I went back to Merriam-Webster.  OMG!  They say “juice” can be a verb!

Good grief!  Did it get in there between the time that I went to the health food store and the time I’ve sat down here to write?  Was that juice- drinker smarter than me?  I’ll have to remember the new smart terminology when next I order juice!

This blog is dedicated to Zach and Ryan, proprietors of the  Juice Truck in Vancouver, BC., who, not even once, use the word “juice” as a verb on their web site.  You can find out about them at www.juicetruck.ca . (Zach is the son of our good friends, Joel Berman and Sandy Postl. Cheers, you guys!)

Wednesday, November 2, 2011

The Right to Bear Glue Guns

Now that Halloween is over, our community shifts into Holiday Craft season at neighborhood churches, seniors’ centers and high schools. Signs on major roadways have been springing up for Craft Sales for the last couple of weeks.
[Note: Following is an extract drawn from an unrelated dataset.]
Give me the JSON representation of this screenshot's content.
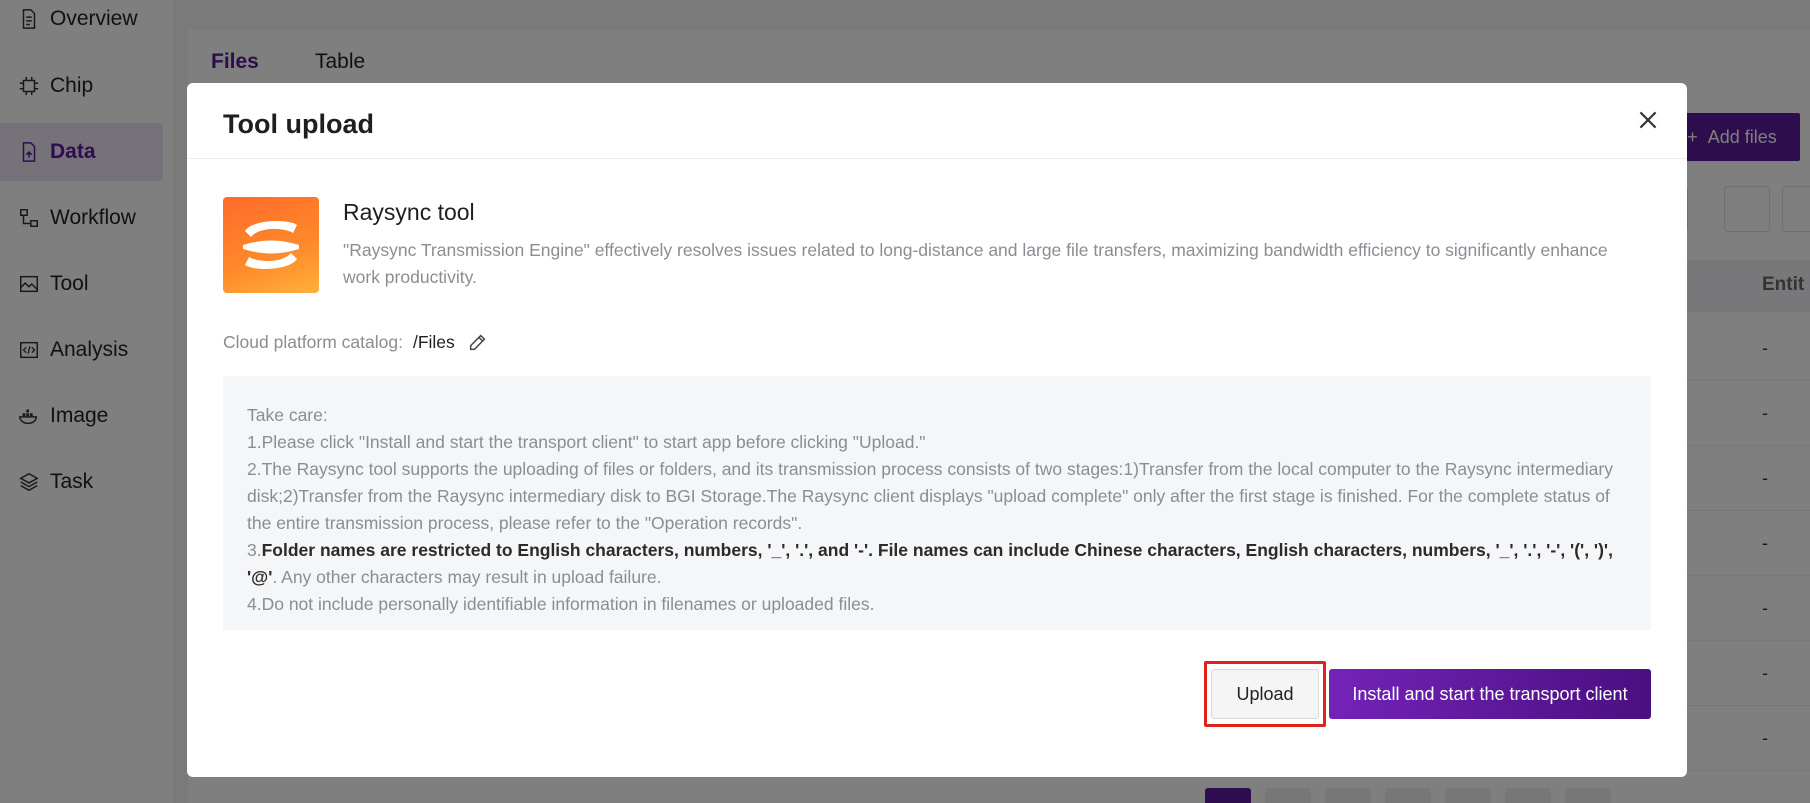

These are sweet events featuring all manner of handmade items created by crafty people who make things for you to hang on your Christmas tree, or decorate your home, or set your holiday table, or dress up your toddler or cat.

I haven’t a crafty bone in my body, so these events astonish me.

I imagine that crafters have been working like Santa’s elves for months now.  All summer long probably. This must surely be a necessity in order to produce enough multiples of each specialized item to make sales and the crafters’ efforts worthwhile.  Crafters obviously must commit to plying their craft over and over again until a respectable number of crafts come into existence to warrant a sale.  

Herein lays the catch for me.  I lack “follow through.”

Also patience.

And manual dexterity.

And a glue gun.

I did try craft once.  O.K., twice.

When I was in university, I ventured that knitting might make a nice relaxing pastime.  I learned the basic “stitch” (is “stitch” the right word?) and embarked on making a scarf for Ken.  As I knit, the stitches became tighter and tighter; the rows got closer and closer together.  By the time the scarf was 4 inches long, I had used up an entire skein of wool.  The loops were so tightly wrapped around the knitting needles I could barely pry a stitch loose off of them without bending them in two. They vibrated with the tension.  Everyone agreed that maybe it was me who was wound just a little too tightly.  Knitting, as it turned out, was not that good for my stress level after all.

Many years later I decided to jump back onto the hobby horse (pause for reader eye roll.)

By this time, we had discovered something quite beneficial to our stress level wine. The relics of our wine drinking eventually stockpiled into an impressive cork collection.  “Why not make those into attractive cork wreaths?” I thought, “Sure! Now there’s a craft that is right up my alley!”

I mentioned that I don’t own a glue gun. I did not regard this as a disadvantage – at first. In fact I took it as an opportunity to work au naturel no, not naked! I mean: I intended to work only with natural materials. Instead of hot glue, I self-righteously used raffia to tie each cork onto a grapevine frame which I thought was a most suitable choice. The advantages of glue gunning soon became apparent.  Corks are slippery little bastards.  Pardon my French, but reliving the vexation caused by corks continuously slipping out of their raffia bindings irritates me all over again!  

Neither did I think about following some kind of pattern in tying them on (that was another pun if you were paying attention.)  Or following some kind of instructions from Martha Stewart or other craft maven. There was neither rhyme nor reason to my corks. They were tied randomly; all higgledy-piggledy; sticking out at funny angles, some drooping, some upright, some comin’ at ‘ya like Sarah Palin’s rifles.  I tried stuffing little tufts of dried flowers into gaps between corks to see if that improved it. Nothing would – short of a different craftsperson. It was a mess.  And the worst part was thinking I’d have to make more of them.  I couldn’t imagine why I would want to do this AGAIN!

I abandoned all craft aspirations that day.  I decided to accept my limitations. I learned an important lesson: it's the second amendment from the Craft Constitution. Real crafters have glue guns. And they know how to use them.